Applying color on the outside of the glass. This is crushed up colored glass (in this case white) that is going on the outside layer of the plate.
(Left) Reheating again. The glass cools very quickly and becomes too stiff to work with. The reheating chamber allows the glass blower to bring the glass back up to a working temperature. (Right) Dunking the hot glass in a bucket of water cools the outside later of glass very quickly and causes it to crack (the desired final look).
After the glass is cracked, it needs to be blown out quickly. The inside is still hot and soft, the outside is too cold to move fluidly with the inside layers. Blowing this out causes the outside layer to crack and tear away creating the crackle effect.
At one point, I decided to stop and take a picture of his tools, because it was amazing to realize that he was creating all of this with just simple tools... proving (once again) that it's not the tools but rather the skills of the artist that creates the masterpiece.
(Left) creating the neck line with a tool called jacks, this will become the top of the piece and give us a breaking off point when we transfer it later. (Right) Folded wet newspaper provides a way to shape the glass and not absorb as much heat as metal tools.
The doors on the reheating chambers can be opened depending on the size of the piece.
A steel rod, called a punty, with a small amount of glass is brought over and attached to the bottom of the piece. Water is applied at the neck line and creates a weak spot to separate the glass from the blow pipe.
After the break off, the top is checked and the whole piece can be re-centered since the punty is still very soft.

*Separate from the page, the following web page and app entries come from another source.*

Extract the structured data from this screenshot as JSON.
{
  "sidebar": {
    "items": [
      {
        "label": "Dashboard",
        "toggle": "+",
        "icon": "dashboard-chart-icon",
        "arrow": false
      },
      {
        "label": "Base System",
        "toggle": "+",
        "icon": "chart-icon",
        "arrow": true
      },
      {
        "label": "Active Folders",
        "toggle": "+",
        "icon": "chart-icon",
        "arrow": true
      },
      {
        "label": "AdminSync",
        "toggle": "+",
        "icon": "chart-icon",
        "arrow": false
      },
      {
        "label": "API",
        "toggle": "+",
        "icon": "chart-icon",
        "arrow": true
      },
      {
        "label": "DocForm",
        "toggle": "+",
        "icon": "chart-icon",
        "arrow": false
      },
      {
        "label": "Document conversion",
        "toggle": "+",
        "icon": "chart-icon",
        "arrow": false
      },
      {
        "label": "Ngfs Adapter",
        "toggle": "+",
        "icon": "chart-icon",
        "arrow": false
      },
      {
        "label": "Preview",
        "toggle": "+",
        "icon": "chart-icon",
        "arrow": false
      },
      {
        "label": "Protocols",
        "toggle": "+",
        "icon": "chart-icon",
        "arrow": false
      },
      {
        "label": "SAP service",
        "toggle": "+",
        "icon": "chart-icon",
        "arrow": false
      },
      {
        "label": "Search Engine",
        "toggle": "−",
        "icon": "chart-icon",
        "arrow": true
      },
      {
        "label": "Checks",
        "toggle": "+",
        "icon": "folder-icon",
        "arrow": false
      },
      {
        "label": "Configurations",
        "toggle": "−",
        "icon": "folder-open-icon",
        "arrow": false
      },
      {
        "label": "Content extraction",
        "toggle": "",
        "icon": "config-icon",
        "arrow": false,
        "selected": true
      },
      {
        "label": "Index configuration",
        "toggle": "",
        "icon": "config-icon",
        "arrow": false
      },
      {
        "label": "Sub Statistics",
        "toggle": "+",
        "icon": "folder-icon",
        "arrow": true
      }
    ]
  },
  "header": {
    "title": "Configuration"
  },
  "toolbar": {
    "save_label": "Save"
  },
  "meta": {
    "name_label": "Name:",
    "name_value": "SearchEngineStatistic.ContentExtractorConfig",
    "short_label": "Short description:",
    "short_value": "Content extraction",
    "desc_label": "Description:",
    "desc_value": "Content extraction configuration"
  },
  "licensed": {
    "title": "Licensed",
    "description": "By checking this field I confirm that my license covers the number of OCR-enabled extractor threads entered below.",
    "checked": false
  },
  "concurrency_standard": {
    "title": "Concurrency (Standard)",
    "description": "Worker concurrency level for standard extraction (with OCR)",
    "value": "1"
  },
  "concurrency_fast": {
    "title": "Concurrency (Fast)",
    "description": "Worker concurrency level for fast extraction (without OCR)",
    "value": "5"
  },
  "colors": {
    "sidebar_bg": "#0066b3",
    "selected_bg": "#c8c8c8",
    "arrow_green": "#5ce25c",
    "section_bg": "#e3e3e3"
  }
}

You can see the white outside layer here crackled with the dark green showing through from the inside.
The top is heated up so it can be worked and the piece can be opened.
I love how you can see the smoke coming off of the glass! The wet newspaper is used to shape the outside of the glass. The wavy edges of the glass are because the glass is hot and thin so it gets out of shape very easily. At this point the top edge is about the consistency of modeling clay.
The jacks have a variety of uses throughout the process, here they are being used to open the edge of the glass into a flat lip. The color red, is partly because the temperature reflects light differently when it's hot versus when it's cool.
With both doors open, the glass piece can be turned in the reheating chamber at a fast rate which will allow centripetal force to spin out the edge of the glass into a plate.
After the plate is spun out, leaving it in the yoke by the reheating chamber allows the edge of the glass enough time to cool and not go out of a nice round shape.
Almost finished... Ray is making final adjustments with the jacks after the plate has been spun out.
The color of the glass changes significantly throughout the process depending on the temperature. In this final shot you can see much more green in the glass, but after this cools to room temperature the color will be more of a bluish-green.
Next time you see a glass bowl, vase, or pumpkin, I hope you think back to this blog and remember how delicate this process is... and that glass blowing artists, like Ray, make this kind of art their passion; I hope you see the product, and have a greater appreciation for their process.
Glass Axis is the studio in which Ray, and other glass artists, work out of - you can buy locally made art as well as take classes. Please consider buying local.
Unapologetically creative, I have been a business owner since 2012. I believe impossible things are possible with Grace & Hustle. And I love sharing knowledge with the creatives who are killing it - one day at a time. If you are interested in my photography or business workshops, go follow: Confidently Creative.